The glass was all broken out of one side of the hearse and it was covered with mud. Where Old Bonanza is was once considered the center of civilization. Everything centered there as two stores were kept there.


DOINGS AT THE CEMETERIES
Time and events have a way of aging a cemetery beyond the remedial care of ordinary maintenance. Especially in the Sebewa east cemetery, monuments on inadequate foundations have gone tilt and some stones have broken. A time or two in the past, some stones have been toppled by vandals.

Recently, Township officials have taken advantage of the Federal Comprehensive Training Act (CETA) to secure funds to hire a stonemason, whose job will be to restore the stone markers to a state of orderliness and security. The work will be done in the summer months of this year.

Many of the early burials in the cemeteries are now without any known descendants to assume responsibility for the care of the graves and markers. Should you feel that “somebody in the family” should be responsible for the graves, ask yourself how many of your own thirty parents, grandparents, great grand parents and great, great grandparents’ graves you ever visit, let alone provide care for.

It seems to come down to a community problem. If the CETA program works out as planned, some otherwise unemployed man will have a job this summer and Sebewa’s cemeteries should be objects of community pride for several years to come.

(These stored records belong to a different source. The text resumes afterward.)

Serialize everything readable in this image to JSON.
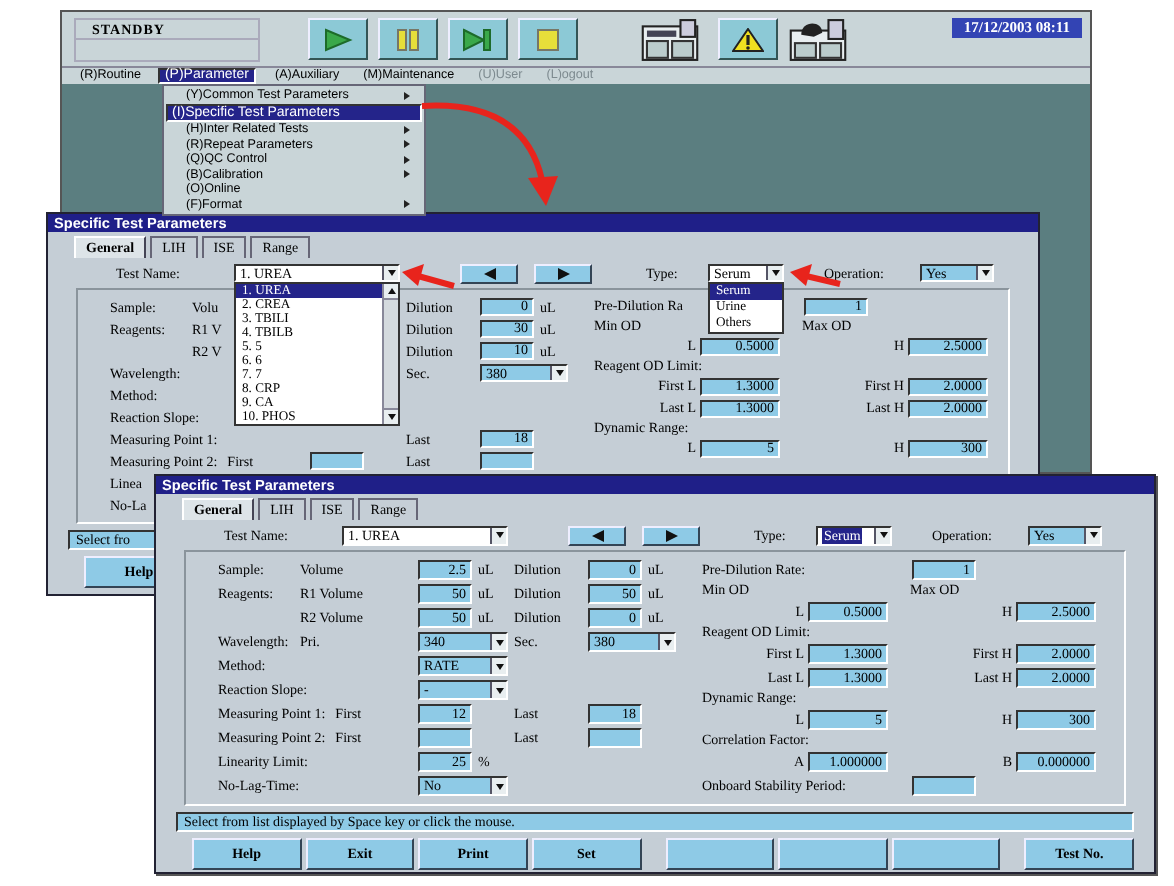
{
  "app": {
    "status": "STANDBY",
    "date": "17/12/2003 08:11",
    "toolbar": [
      {
        "kind": "play"
      },
      {
        "kind": "pause"
      },
      {
        "kind": "step"
      },
      {
        "kind": "stop"
      },
      {
        "kind": "analyzer"
      },
      {
        "kind": "warning"
      },
      {
        "kind": "instrument"
      }
    ],
    "menubar": [
      {
        "label": "(R)Routine",
        "selected": false,
        "disabled": false
      },
      {
        "label": "(P)Parameter",
        "selected": true,
        "disabled": false
      },
      {
        "label": "(A)Auxiliary",
        "selected": false,
        "disabled": false
      },
      {
        "label": "(M)Maintenance",
        "selected": false,
        "disabled": false
      },
      {
        "label": "(U)User",
        "selected": false,
        "disabled": true
      },
      {
        "label": "(L)ogout",
        "selected": false,
        "disabled": true
      }
    ],
    "menu": [
      {
        "label": "(Y)Common Test Parameters",
        "selected": false,
        "submenu": true
      },
      {
        "label": "(I)Specific Test Parameters",
        "selected": true,
        "submenu": false
      },
      {
        "label": "(H)Inter Related Tests",
        "selected": false,
        "submenu": true
      },
      {
        "label": "(R)Repeat Parameters",
        "selected": false,
        "submenu": true
      },
      {
        "label": "(Q)QC Control",
        "selected": false,
        "submenu": true
      },
      {
        "label": "(B)Calibration",
        "selected": false,
        "submenu": true
      },
      {
        "label": "(O)Online",
        "selected": false,
        "submenu": false
      },
      {
        "label": "(F)Format",
        "selected": false,
        "submenu": true
      }
    ]
  },
  "windows": [
    {
      "title": "Specific Test Parameters",
      "tabs": [
        {
          "label": "General",
          "selected": true
        },
        {
          "label": "LIH",
          "selected": false
        },
        {
          "label": "ISE",
          "selected": false
        },
        {
          "label": "Range",
          "selected": false
        }
      ],
      "test_name": {
        "label": "Test Name:",
        "value": "1. UREA",
        "options": [
          {
            "label": "1. UREA",
            "selected": true
          },
          {
            "label": "2. CREA",
            "selected": false
          },
          {
            "label": "3. TBILI",
            "selected": false
          },
          {
            "label": "4. TBILB",
            "selected": false
          },
          {
            "label": "5. 5",
            "selected": false
          },
          {
            "label": "6. 6",
            "selected": false
          },
          {
            "label": "7. 7",
            "selected": false
          },
          {
            "label": "8. CRP",
            "selected": false
          },
          {
            "label": "9. CA",
            "selected": false
          },
          {
            "label": "10. PHOS",
            "selected": false
          }
        ]
      },
      "type": {
        "label": "Type:",
        "value": "Serum",
        "highlighted": false,
        "options": [
          {
            "label": "Serum",
            "selected": true
          },
          {
            "label": "Urine",
            "selected": false
          },
          {
            "label": "Others",
            "selected": false
          }
        ]
      },
      "operation": {
        "label": "Operation:",
        "value": "Yes"
      },
      "left_rows": [
        {
          "label": "Sample:",
          "sub": "Volu",
          "label2": "Dilution",
          "input2": {
            "kind": "field",
            "value": "0"
          },
          "unit2": "uL"
        },
        {
          "label": "Reagents:",
          "sub": "R1 V",
          "label2": "Dilution",
          "input2": {
            "kind": "field",
            "value": "30"
          },
          "unit2": "uL"
        },
        {
          "sub": "R2 V",
          "label2": "Dilution",
          "input2": {
            "kind": "field",
            "value": "10"
          },
          "unit2": "uL"
        },
        {
          "label": "Wavelength:",
          "label2": "Sec.",
          "input2": {
            "kind": "select",
            "value": "380"
          }
        },
        {
          "label": "Method:"
        },
        {
          "label": "Reaction Slope:"
        },
        {
          "label": "Measuring Point 1:",
          "label2": "Last",
          "input2": {
            "kind": "field",
            "value": "18"
          }
        },
        {
          "label": "Measuring Point 2:",
          "sub": "First",
          "input": {
            "kind": "field"
          },
          "label2": "Last",
          "input2": {
            "kind": "field"
          }
        },
        {
          "label": "Linea"
        },
        {
          "label": "No-La"
        }
      ],
      "right_rows": [
        {
          "kind": "single",
          "label": "Pre-Dilution Ra",
          "value": "1"
        },
        {
          "kind": "heading",
          "text": "Min OD",
          "text2": "Max OD"
        },
        {
          "kind": "pair",
          "label": "L",
          "value": "0.5000",
          "label2": "H",
          "value2": "2.5000"
        },
        {
          "kind": "heading",
          "text": "Reagent OD Limit:"
        },
        {
          "kind": "pair",
          "label": "First L",
          "value": "1.3000",
          "label2": "First H",
          "value2": "2.0000"
        },
        {
          "kind": "pair",
          "label": "Last L",
          "value": "1.3000",
          "label2": "Last H",
          "value2": "2.0000"
        },
        {
          "kind": "heading",
          "text": "Dynamic Range:"
        },
        {
          "kind": "pair",
          "label": "L",
          "value": "5",
          "label2": "H",
          "value2": "300"
        }
      ],
      "status": "Select fro",
      "buttons": [
        {
          "kind": "button",
          "label": "Help"
        }
      ]
    },
    {
      "title": "Specific Test Parameters",
      "tabs": [
        {
          "label": "General",
          "selected": true
        },
        {
          "label": "LIH",
          "selected": false
        },
        {
          "label": "ISE",
          "selected": false
        },
        {
          "label": "Range",
          "selected": false
        }
      ],
      "test_name": {
        "label": "Test Name:",
        "value": "1. UREA"
      },
      "type": {
        "label": "Type:",
        "value": "Serum",
        "highlighted": true
      },
      "operation": {
        "label": "Operation:",
        "value": "Yes"
      },
      "left_rows": [
        {
          "label": "Sample:",
          "sub": "Volume",
          "input": {
            "kind": "field",
            "value": "2.5"
          },
          "unit": "uL",
          "label2": "Dilution",
          "input2": {
            "kind": "field",
            "value": "0"
          },
          "unit2": "uL"
        },
        {
          "label": "Reagents:",
          "sub": "R1 Volume",
          "input": {
            "kind": "field",
            "value": "50"
          },
          "unit": "uL",
          "label2": "Dilution",
          "input2": {
            "kind": "field",
            "value": "50"
          },
          "unit2": "uL"
        },
        {
          "sub": "R2 Volume",
          "input": {
            "kind": "field",
            "value": "50"
          },
          "unit": "uL",
          "label2": "Dilution",
          "input2": {
            "kind": "field",
            "value": "0"
          },
          "unit2": "uL"
        },
        {
          "label": "Wavelength:",
          "sub": "Pri.",
          "input": {
            "kind": "select",
            "value": "340"
          },
          "label2": "Sec.",
          "input2": {
            "kind": "select",
            "value": "380"
          }
        },
        {
          "label": "Method:",
          "input": {
            "kind": "select",
            "value": "RATE"
          }
        },
        {
          "label": "Reaction Slope:",
          "input": {
            "kind": "select",
            "value": "-"
          }
        },
        {
          "label": "Measuring Point 1:",
          "sub": "First",
          "input": {
            "kind": "field",
            "value": "12"
          },
          "label2": "Last",
          "input2": {
            "kind": "field",
            "value": "18"
          }
        },
        {
          "label": "Measuring Point 2:",
          "sub": "First",
          "input": {
            "kind": "field"
          },
          "label2": "Last",
          "input2": {
            "kind": "field"
          }
        },
        {
          "label": "Linearity Limit:",
          "input": {
            "kind": "field",
            "value": "25"
          },
          "unit": "%"
        },
        {
          "label": "No-Lag-Time:",
          "input": {
            "kind": "select",
            "value": "No"
          }
        }
      ],
      "right_rows": [
        {
          "kind": "single",
          "label": "Pre-Dilution Rate:",
          "value": "1"
        },
        {
          "kind": "heading",
          "text": "Min OD",
          "text2": "Max OD"
        },
        {
          "kind": "pair",
          "label": "L",
          "value": "0.5000",
          "label2": "H",
          "value2": "2.5000"
        },
        {
          "kind": "heading",
          "text": "Reagent OD Limit:"
        },
        {
          "kind": "pair",
          "label": "First L",
          "value": "1.3000",
          "label2": "First H",
          "value2": "2.0000"
        },
        {
          "kind": "pair",
          "label": "Last L",
          "value": "1.3000",
          "label2": "Last H",
          "value2": "2.0000"
        },
        {
          "kind": "heading",
          "text": "Dynamic Range:"
        },
        {
          "kind": "pair",
          "label": "L",
          "value": "5",
          "label2": "H",
          "value2": "300"
        },
        {
          "kind": "heading",
          "text": "Correlation Factor:"
        },
        {
          "kind": "pair",
          "label": "A",
          "value": "1.000000",
          "label2": "B",
          "value2": "0.000000"
        },
        {
          "kind": "single",
          "label": "Onboard Stability Period:"
        }
      ],
      "status": "Select from list displayed by Space key or click the mouse.",
      "buttons": [
        {
          "kind": "button",
          "label": "Help"
        },
        {
          "kind": "button",
          "label": "Exit"
        },
        {
          "kind": "button",
          "label": "Print"
        },
        {
          "kind": "button",
          "label": "Set"
        },
        {
          "kind": "blank"
        },
        {
          "kind": "blank"
        },
        {
          "kind": "blank"
        },
        {
          "kind": "button",
          "label": "Test No."
        }
      ]
    }
  ]
}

 FROM:  The Sebewa Recollector, Robert W. Gierman, Editor, R 1, Portland, Michigan  48875

Last update August 29, 2014